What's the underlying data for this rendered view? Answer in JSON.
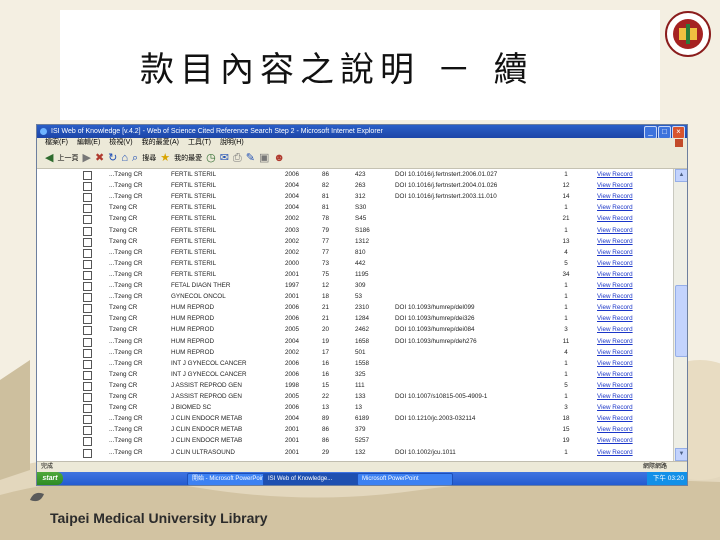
{
  "slide": {
    "title": "款目內容之說明 －  續",
    "footer": "Taipei Medical University Library"
  },
  "window": {
    "title": "ISI Web of Knowledge [v.4.2] - Web of Science Cited Reference Search Step 2 - Microsoft Internet Explorer",
    "menu": [
      "檔案(F)",
      "編輯(E)",
      "檢視(V)",
      "我的最愛(A)",
      "工具(T)",
      "說明(H)"
    ],
    "toolbar_labels": {
      "back": "上一頁",
      "search": "搜尋",
      "favorites": "我的最愛"
    },
    "status_left": "完成",
    "status_right": "網際網路"
  },
  "records": [
    {
      "author": "...Tzeng CR",
      "journal": "FERTIL STERIL",
      "year": "2006",
      "vol": "86",
      "page": "423",
      "doi": "DOI 10.1016/j.fertnstert.2006.01.027",
      "cited": "1",
      "link": "View Record"
    },
    {
      "author": "...Tzeng CR",
      "journal": "FERTIL STERIL",
      "year": "2004",
      "vol": "82",
      "page": "263",
      "doi": "DOI 10.1016/j.fertnstert.2004.01.026",
      "cited": "12",
      "link": "View Record"
    },
    {
      "author": "...Tzeng CR",
      "journal": "FERTIL STERIL",
      "year": "2004",
      "vol": "81",
      "page": "312",
      "doi": "DOI 10.1016/j.fertnstert.2003.11.010",
      "cited": "14",
      "link": "View Record"
    },
    {
      "author": "Tzeng CR",
      "journal": "FERTIL STERIL",
      "year": "2004",
      "vol": "81",
      "page": "S30",
      "doi": "",
      "cited": "1",
      "link": "View Record"
    },
    {
      "author": "Tzeng CR",
      "journal": "FERTIL STERIL",
      "year": "2002",
      "vol": "78",
      "page": "S45",
      "doi": "",
      "cited": "21",
      "link": "View Record"
    },
    {
      "author": "Tzeng CR",
      "journal": "FERTIL STERIL",
      "year": "2003",
      "vol": "79",
      "page": "S186",
      "doi": "",
      "cited": "1",
      "link": "View Record"
    },
    {
      "author": "Tzeng CR",
      "journal": "FERTIL STERIL",
      "year": "2002",
      "vol": "77",
      "page": "1312",
      "doi": "",
      "cited": "13",
      "link": "View Record"
    },
    {
      "author": "...Tzeng CR",
      "journal": "FERTIL STERIL",
      "year": "2002",
      "vol": "77",
      "page": "810",
      "doi": "",
      "cited": "4",
      "link": "View Record"
    },
    {
      "author": "...Tzeng CR",
      "journal": "FERTIL STERIL",
      "year": "2000",
      "vol": "73",
      "page": "442",
      "doi": "",
      "cited": "5",
      "link": "View Record"
    },
    {
      "author": "...Tzeng CR",
      "journal": "FERTIL STERIL",
      "year": "2001",
      "vol": "75",
      "page": "1195",
      "doi": "",
      "cited": "34",
      "link": "View Record"
    },
    {
      "author": "...Tzeng CR",
      "journal": "FETAL DIAGN THER",
      "year": "1997",
      "vol": "12",
      "page": "309",
      "doi": "",
      "cited": "1",
      "link": "View Record"
    },
    {
      "author": "...Tzeng CR",
      "journal": "GYNECOL ONCOL",
      "year": "2001",
      "vol": "18",
      "page": "53",
      "doi": "",
      "cited": "1",
      "link": "View Record"
    },
    {
      "author": "Tzeng CR",
      "journal": "HUM REPROD",
      "year": "2006",
      "vol": "21",
      "page": "2310",
      "doi": "DOI 10.1093/humrep/del099",
      "cited": "1",
      "link": "View Record"
    },
    {
      "author": "Tzeng CR",
      "journal": "HUM REPROD",
      "year": "2006",
      "vol": "21",
      "page": "1284",
      "doi": "DOI 10.1093/humrep/dei326",
      "cited": "1",
      "link": "View Record"
    },
    {
      "author": "Tzeng CR",
      "journal": "HUM REPROD",
      "year": "2005",
      "vol": "20",
      "page": "2462",
      "doi": "DOI 10.1093/humrep/dei084",
      "cited": "3",
      "link": "View Record"
    },
    {
      "author": "...Tzeng CR",
      "journal": "HUM REPROD",
      "year": "2004",
      "vol": "19",
      "page": "1658",
      "doi": "DOI 10.1093/humrep/deh276",
      "cited": "11",
      "link": "View Record"
    },
    {
      "author": "...Tzeng CR",
      "journal": "HUM REPROD",
      "year": "2002",
      "vol": "17",
      "page": "501",
      "doi": "",
      "cited": "4",
      "link": "View Record"
    },
    {
      "author": "...Tzeng CR",
      "journal": "INT J GYNECOL CANCER",
      "year": "2006",
      "vol": "16",
      "page": "1558",
      "doi": "",
      "cited": "1",
      "link": "View Record"
    },
    {
      "author": "Tzeng CR",
      "journal": "INT J GYNECOL CANCER",
      "year": "2006",
      "vol": "16",
      "page": "325",
      "doi": "",
      "cited": "1",
      "link": "View Record"
    },
    {
      "author": "Tzeng CR",
      "journal": "J ASSIST REPROD GEN",
      "year": "1998",
      "vol": "15",
      "page": "111",
      "doi": "",
      "cited": "5",
      "link": "View Record"
    },
    {
      "author": "Tzeng CR",
      "journal": "J ASSIST REPROD GEN",
      "year": "2005",
      "vol": "22",
      "page": "133",
      "doi": "DOI 10.1007/s10815-005-4909-1",
      "cited": "1",
      "link": "View Record"
    },
    {
      "author": "Tzeng CR",
      "journal": "J BIOMED SC",
      "year": "2006",
      "vol": "13",
      "page": "13",
      "doi": "",
      "cited": "3",
      "link": "View Record"
    },
    {
      "author": "...Tzeng CR",
      "journal": "J CLIN ENDOCR METAB",
      "year": "2004",
      "vol": "89",
      "page": "6189",
      "doi": "DOI 10.1210/jc.2003-032114",
      "cited": "18",
      "link": "View Record"
    },
    {
      "author": "...Tzeng CR",
      "journal": "J CLIN ENDOCR METAB",
      "year": "2001",
      "vol": "86",
      "page": "379",
      "doi": "",
      "cited": "15",
      "link": "View Record"
    },
    {
      "author": "...Tzeng CR",
      "journal": "J CLIN ENDOCR METAB",
      "year": "2001",
      "vol": "86",
      "page": "5257",
      "doi": "",
      "cited": "19",
      "link": "View Record"
    },
    {
      "author": "...Tzeng CR",
      "journal": "J CLIN ULTRASOUND",
      "year": "2001",
      "vol": "29",
      "page": "132",
      "doi": "DOI 10.1002/jcu.1011",
      "cited": "1",
      "link": "View Record"
    }
  ],
  "taskbar": {
    "start": "start",
    "tasks": [
      "開始 - Microsoft PowerPoint",
      "ISI Web of Knowledge...",
      "Microsoft PowerPoint"
    ],
    "clock": "下午 03:20"
  }
}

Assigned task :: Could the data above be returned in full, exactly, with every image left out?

Output of the exercise ::
What's the underlying data for this rendered view? Answer in JSON.
{
  "slide": {
    "title": "款目內容之說明 －  續",
    "footer": "Taipei Medical University Library"
  },
  "window": {
    "title": "ISI Web of Knowledge [v.4.2] - Web of Science Cited Reference Search Step 2 - Microsoft Internet Explorer",
    "menu": [
      "檔案(F)",
      "編輯(E)",
      "檢視(V)",
      "我的最愛(A)",
      "工具(T)",
      "說明(H)"
    ],
    "toolbar_labels": {
      "back": "上一頁",
      "search": "搜尋",
      "favorites": "我的最愛"
    },
    "status_left": "完成",
    "status_right": "網際網路"
  },
  "records": [
    {
      "author": "...Tzeng CR",
      "journal": "FERTIL STERIL",
      "year": "2006",
      "vol": "86",
      "page": "423",
      "doi": "DOI 10.1016/j.fertnstert.2006.01.027",
      "cited": "1",
      "link": "View Record"
    },
    {
      "author": "...Tzeng CR",
      "journal": "FERTIL STERIL",
      "year": "2004",
      "vol": "82",
      "page": "263",
      "doi": "DOI 10.1016/j.fertnstert.2004.01.026",
      "cited": "12",
      "link": "View Record"
    },
    {
      "author": "...Tzeng CR",
      "journal": "FERTIL STERIL",
      "year": "2004",
      "vol": "81",
      "page": "312",
      "doi": "DOI 10.1016/j.fertnstert.2003.11.010",
      "cited": "14",
      "link": "View Record"
    },
    {
      "author": "Tzeng CR",
      "journal": "FERTIL STERIL",
      "year": "2004",
      "vol": "81",
      "page": "S30",
      "doi": "",
      "cited": "1",
      "link": "View Record"
    },
    {
      "author": "Tzeng CR",
      "journal": "FERTIL STERIL",
      "year": "2002",
      "vol": "78",
      "page": "S45",
      "doi": "",
      "cited": "21",
      "link": "View Record"
    },
    {
      "author": "Tzeng CR",
      "journal": "FERTIL STERIL",
      "year": "2003",
      "vol": "79",
      "page": "S186",
      "doi": "",
      "cited": "1",
      "link": "View Record"
    },
    {
      "author": "Tzeng CR",
      "journal": "FERTIL STERIL",
      "year": "2002",
      "vol": "77",
      "page": "1312",
      "doi": "",
      "cited": "13",
      "link": "View Record"
    },
    {
      "author": "...Tzeng CR",
      "journal": "FERTIL STERIL",
      "year": "2002",
      "vol": "77",
      "page": "810",
      "doi": "",
      "cited": "4",
      "link": "View Record"
    },
    {
      "author": "...Tzeng CR",
      "journal": "FERTIL STERIL",
      "year": "2000",
      "vol": "73",
      "page": "442",
      "doi": "",
      "cited": "5",
      "link": "View Record"
    },
    {
      "author": "...Tzeng CR",
      "journal": "FERTIL STERIL",
      "year": "2001",
      "vol": "75",
      "page": "1195",
      "doi": "",
      "cited": "34",
      "link": "View Record"
    },
    {
      "author": "...Tzeng CR",
      "journal": "FETAL DIAGN THER",
      "year": "1997",
      "vol": "12",
      "page": "309",
      "doi": "",
      "cited": "1",
      "link": "View Record"
    },
    {
      "author": "...Tzeng CR",
      "journal": "GYNECOL ONCOL",
      "year": "2001",
      "vol": "18",
      "page": "53",
      "doi": "",
      "cited": "1",
      "link": "View Record"
    },
    {
      "author": "Tzeng CR",
      "journal": "HUM REPROD",
      "year": "2006",
      "vol": "21",
      "page": "2310",
      "doi": "DOI 10.1093/humrep/del099",
      "cited": "1",
      "link": "View Record"
    },
    {
      "author": "Tzeng CR",
      "journal": "HUM REPROD",
      "year": "2006",
      "vol": "21",
      "page": "1284",
      "doi": "DOI 10.1093/humrep/dei326",
      "cited": "1",
      "link": "View Record"
    },
    {
      "author": "Tzeng CR",
      "journal": "HUM REPROD",
      "year": "2005",
      "vol": "20",
      "page": "2462",
      "doi": "DOI 10.1093/humrep/dei084",
      "cited": "3",
      "link": "View Record"
    },
    {
      "author": "...Tzeng CR",
      "journal": "HUM REPROD",
      "year": "2004",
      "vol": "19",
      "page": "1658",
      "doi": "DOI 10.1093/humrep/deh276",
      "cited": "11",
      "link": "View Record"
    },
    {
      "author": "...Tzeng CR",
      "journal": "HUM REPROD",
      "year": "2002",
      "vol": "17",
      "page": "501",
      "doi": "",
      "cited": "4",
      "link": "View Record"
    },
    {
      "author": "...Tzeng CR",
      "journal": "INT J GYNECOL CANCER",
      "year": "2006",
      "vol": "16",
      "page": "1558",
      "doi": "",
      "cited": "1",
      "link": "View Record"
    },
    {
      "author": "Tzeng CR",
      "journal": "INT J GYNECOL CANCER",
      "year": "2006",
      "vol": "16",
      "page": "325",
      "doi": "",
      "cited": "1",
      "link": "View Record"
    },
    {
      "author": "Tzeng CR",
      "journal": "J ASSIST REPROD GEN",
      "year": "1998",
      "vol": "15",
      "page": "111",
      "doi": "",
      "cited": "5",
      "link": "View Record"
    },
    {
      "author": "Tzeng CR",
      "journal": "J ASSIST REPROD GEN",
      "year": "2005",
      "vol": "22",
      "page": "133",
      "doi": "DOI 10.1007/s10815-005-4909-1",
      "cited": "1",
      "link": "View Record"
    },
    {
      "author": "Tzeng CR",
      "journal": "J BIOMED SC",
      "year": "2006",
      "vol": "13",
      "page": "13",
      "doi": "",
      "cited": "3",
      "link": "View Record"
    },
    {
      "author": "...Tzeng CR",
      "journal": "J CLIN ENDOCR METAB",
      "year": "2004",
      "vol": "89",
      "page": "6189",
      "doi": "DOI 10.1210/jc.2003-032114",
      "cited": "18",
      "link": "View Record"
    },
    {
      "author": "...Tzeng CR",
      "journal": "J CLIN ENDOCR METAB",
      "year": "2001",
      "vol": "86",
      "page": "379",
      "doi": "",
      "cited": "15",
      "link": "View Record"
    },
    {
      "author": "...Tzeng CR",
      "journal": "J CLIN ENDOCR METAB",
      "year": "2001",
      "vol": "86",
      "page": "5257",
      "doi": "",
      "cited": "19",
      "link": "View Record"
    },
    {
      "author": "...Tzeng CR",
      "journal": "J CLIN ULTRASOUND",
      "year": "2001",
      "vol": "29",
      "page": "132",
      "doi": "DOI 10.1002/jcu.1011",
      "cited": "1",
      "link": "View Record"
    }
  ],
  "taskbar": {
    "start": "start",
    "tasks": [
      "開始 - Microsoft PowerPoint",
      "ISI Web of Knowledge...",
      "Microsoft PowerPoint"
    ],
    "clock": "下午 03:20"
  }
}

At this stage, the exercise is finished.